Task goal
Go through the records and extract every line with the word "Subscribe".

··· Input data ···

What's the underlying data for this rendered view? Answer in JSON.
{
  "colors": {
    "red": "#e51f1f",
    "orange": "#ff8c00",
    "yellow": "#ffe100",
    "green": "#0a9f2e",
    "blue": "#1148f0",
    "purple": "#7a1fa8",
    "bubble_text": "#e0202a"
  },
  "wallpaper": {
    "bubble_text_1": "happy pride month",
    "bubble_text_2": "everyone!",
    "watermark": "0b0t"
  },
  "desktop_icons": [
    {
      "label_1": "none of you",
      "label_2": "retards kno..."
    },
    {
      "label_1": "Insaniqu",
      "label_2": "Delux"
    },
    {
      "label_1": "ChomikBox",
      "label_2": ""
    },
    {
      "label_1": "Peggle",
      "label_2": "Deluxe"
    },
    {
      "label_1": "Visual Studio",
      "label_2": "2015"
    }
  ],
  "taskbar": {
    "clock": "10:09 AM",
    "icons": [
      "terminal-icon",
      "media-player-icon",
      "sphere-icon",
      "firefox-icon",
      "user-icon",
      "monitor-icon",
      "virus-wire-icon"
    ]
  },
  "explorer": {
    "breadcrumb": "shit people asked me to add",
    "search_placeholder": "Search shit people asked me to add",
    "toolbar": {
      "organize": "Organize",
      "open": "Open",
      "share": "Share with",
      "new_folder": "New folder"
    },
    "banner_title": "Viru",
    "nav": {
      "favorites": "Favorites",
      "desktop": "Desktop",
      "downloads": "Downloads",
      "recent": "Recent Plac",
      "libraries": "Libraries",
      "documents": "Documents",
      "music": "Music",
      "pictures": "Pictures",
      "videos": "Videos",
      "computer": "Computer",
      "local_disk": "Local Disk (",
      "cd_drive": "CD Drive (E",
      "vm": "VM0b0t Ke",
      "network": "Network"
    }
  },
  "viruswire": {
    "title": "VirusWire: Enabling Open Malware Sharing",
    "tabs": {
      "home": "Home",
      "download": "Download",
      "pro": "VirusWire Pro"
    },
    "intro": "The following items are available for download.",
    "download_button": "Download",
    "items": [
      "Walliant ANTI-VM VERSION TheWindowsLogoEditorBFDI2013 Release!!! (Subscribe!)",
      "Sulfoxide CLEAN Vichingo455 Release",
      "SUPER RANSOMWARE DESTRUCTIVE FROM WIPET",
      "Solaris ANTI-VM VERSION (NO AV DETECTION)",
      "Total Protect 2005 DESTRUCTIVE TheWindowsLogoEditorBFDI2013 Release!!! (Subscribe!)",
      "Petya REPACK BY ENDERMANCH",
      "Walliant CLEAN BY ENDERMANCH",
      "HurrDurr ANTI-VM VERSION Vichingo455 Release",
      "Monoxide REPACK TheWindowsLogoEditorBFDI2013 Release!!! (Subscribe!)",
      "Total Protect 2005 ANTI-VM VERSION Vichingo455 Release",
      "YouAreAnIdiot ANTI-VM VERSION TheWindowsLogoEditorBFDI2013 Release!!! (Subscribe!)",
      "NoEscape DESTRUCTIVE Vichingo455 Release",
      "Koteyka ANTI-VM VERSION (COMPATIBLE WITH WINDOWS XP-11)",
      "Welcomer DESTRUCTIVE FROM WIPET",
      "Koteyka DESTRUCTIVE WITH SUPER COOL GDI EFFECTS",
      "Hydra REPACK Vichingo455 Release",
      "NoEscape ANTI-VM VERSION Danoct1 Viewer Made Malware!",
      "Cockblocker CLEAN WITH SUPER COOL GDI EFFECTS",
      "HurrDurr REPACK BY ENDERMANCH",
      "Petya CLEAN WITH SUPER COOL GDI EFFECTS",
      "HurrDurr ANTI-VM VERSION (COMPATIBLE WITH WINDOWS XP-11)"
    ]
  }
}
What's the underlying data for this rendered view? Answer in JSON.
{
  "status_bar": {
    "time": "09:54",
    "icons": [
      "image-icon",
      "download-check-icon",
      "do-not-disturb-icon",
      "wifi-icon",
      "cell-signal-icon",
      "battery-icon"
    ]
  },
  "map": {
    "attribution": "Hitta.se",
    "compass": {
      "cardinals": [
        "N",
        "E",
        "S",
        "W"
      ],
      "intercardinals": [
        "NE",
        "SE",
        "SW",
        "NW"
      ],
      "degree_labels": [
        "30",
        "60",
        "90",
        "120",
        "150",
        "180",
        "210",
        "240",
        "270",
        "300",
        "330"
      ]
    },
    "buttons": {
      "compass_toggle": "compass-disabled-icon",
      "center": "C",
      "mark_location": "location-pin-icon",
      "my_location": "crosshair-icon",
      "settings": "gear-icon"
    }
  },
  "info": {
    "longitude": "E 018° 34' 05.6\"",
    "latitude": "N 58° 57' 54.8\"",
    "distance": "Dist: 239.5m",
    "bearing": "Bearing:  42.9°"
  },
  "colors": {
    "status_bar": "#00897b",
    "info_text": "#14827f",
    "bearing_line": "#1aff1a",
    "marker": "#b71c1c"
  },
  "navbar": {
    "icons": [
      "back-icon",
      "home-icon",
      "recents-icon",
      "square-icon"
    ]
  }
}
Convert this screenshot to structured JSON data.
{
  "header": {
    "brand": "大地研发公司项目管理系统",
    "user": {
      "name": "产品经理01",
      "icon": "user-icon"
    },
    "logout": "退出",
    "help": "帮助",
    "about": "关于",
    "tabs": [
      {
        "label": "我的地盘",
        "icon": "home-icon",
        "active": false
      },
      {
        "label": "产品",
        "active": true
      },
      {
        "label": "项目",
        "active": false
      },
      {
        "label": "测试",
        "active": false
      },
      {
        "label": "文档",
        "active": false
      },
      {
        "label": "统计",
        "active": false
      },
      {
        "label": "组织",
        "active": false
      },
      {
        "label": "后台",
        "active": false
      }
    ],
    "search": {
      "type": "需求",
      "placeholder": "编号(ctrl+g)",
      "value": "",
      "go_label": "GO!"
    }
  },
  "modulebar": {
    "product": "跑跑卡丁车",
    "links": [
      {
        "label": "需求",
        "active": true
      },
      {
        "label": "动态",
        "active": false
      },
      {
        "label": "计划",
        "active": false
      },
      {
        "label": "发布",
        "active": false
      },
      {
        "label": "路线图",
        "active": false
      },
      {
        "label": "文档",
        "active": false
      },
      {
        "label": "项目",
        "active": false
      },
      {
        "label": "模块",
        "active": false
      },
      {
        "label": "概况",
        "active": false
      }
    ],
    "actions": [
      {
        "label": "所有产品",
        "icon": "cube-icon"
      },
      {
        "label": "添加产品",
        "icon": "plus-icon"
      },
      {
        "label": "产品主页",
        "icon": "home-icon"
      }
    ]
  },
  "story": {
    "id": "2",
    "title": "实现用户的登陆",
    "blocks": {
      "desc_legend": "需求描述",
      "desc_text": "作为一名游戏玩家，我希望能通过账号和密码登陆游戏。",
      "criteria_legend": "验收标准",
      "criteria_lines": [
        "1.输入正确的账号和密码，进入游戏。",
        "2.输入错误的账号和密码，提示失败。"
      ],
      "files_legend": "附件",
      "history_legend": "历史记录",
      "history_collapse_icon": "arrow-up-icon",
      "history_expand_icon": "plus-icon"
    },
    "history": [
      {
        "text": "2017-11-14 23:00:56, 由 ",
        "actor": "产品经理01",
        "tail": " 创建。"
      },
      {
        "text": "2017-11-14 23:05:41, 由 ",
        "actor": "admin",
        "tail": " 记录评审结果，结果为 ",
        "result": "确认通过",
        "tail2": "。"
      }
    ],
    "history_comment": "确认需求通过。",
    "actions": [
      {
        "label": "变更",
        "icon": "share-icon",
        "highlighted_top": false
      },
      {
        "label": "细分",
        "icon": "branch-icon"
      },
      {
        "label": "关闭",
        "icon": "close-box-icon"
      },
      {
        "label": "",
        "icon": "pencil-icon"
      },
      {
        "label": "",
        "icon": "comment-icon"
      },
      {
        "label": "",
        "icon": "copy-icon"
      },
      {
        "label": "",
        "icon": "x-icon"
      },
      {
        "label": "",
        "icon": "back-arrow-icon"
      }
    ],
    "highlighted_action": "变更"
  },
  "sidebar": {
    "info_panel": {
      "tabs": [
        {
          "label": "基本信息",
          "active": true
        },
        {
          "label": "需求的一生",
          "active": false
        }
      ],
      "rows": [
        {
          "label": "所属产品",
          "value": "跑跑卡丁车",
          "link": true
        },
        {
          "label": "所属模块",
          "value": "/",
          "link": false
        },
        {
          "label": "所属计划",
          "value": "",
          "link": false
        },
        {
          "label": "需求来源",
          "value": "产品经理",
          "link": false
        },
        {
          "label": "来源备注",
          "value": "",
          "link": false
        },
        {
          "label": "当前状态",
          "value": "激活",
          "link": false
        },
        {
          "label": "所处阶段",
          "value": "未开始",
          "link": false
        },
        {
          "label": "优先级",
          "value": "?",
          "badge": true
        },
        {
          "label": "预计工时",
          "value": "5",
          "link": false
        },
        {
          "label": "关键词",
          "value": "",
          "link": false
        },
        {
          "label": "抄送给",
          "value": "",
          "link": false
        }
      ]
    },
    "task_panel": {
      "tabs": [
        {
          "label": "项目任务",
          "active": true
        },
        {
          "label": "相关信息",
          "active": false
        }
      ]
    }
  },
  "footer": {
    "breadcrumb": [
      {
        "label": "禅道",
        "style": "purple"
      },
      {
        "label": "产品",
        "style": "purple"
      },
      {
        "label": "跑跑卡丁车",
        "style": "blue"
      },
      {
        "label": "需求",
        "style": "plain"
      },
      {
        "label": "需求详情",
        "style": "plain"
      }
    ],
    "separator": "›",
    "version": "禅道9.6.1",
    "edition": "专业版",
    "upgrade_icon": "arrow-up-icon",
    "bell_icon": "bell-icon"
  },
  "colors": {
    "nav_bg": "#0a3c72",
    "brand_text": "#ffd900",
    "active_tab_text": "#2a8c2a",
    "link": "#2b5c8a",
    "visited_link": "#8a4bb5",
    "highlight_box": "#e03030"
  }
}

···

Completed exercise
      "Walliant ANTI-VM VERSION TheWindowsLogoEditorBFDI2013 Release!!! (Subscribe!)",
      "Total Protect 2005 DESTRUCTIVE TheWindowsLogoEditorBFDI2013 Release!!! (Subscribe!)",
      "Monoxide REPACK TheWindowsLogoEditorBFDI2013 Release!!! (Subscribe!)",
      "YouAreAnIdiot ANTI-VM VERSION TheWindowsLogoEditorBFDI2013 Release!!! (Subscribe!)",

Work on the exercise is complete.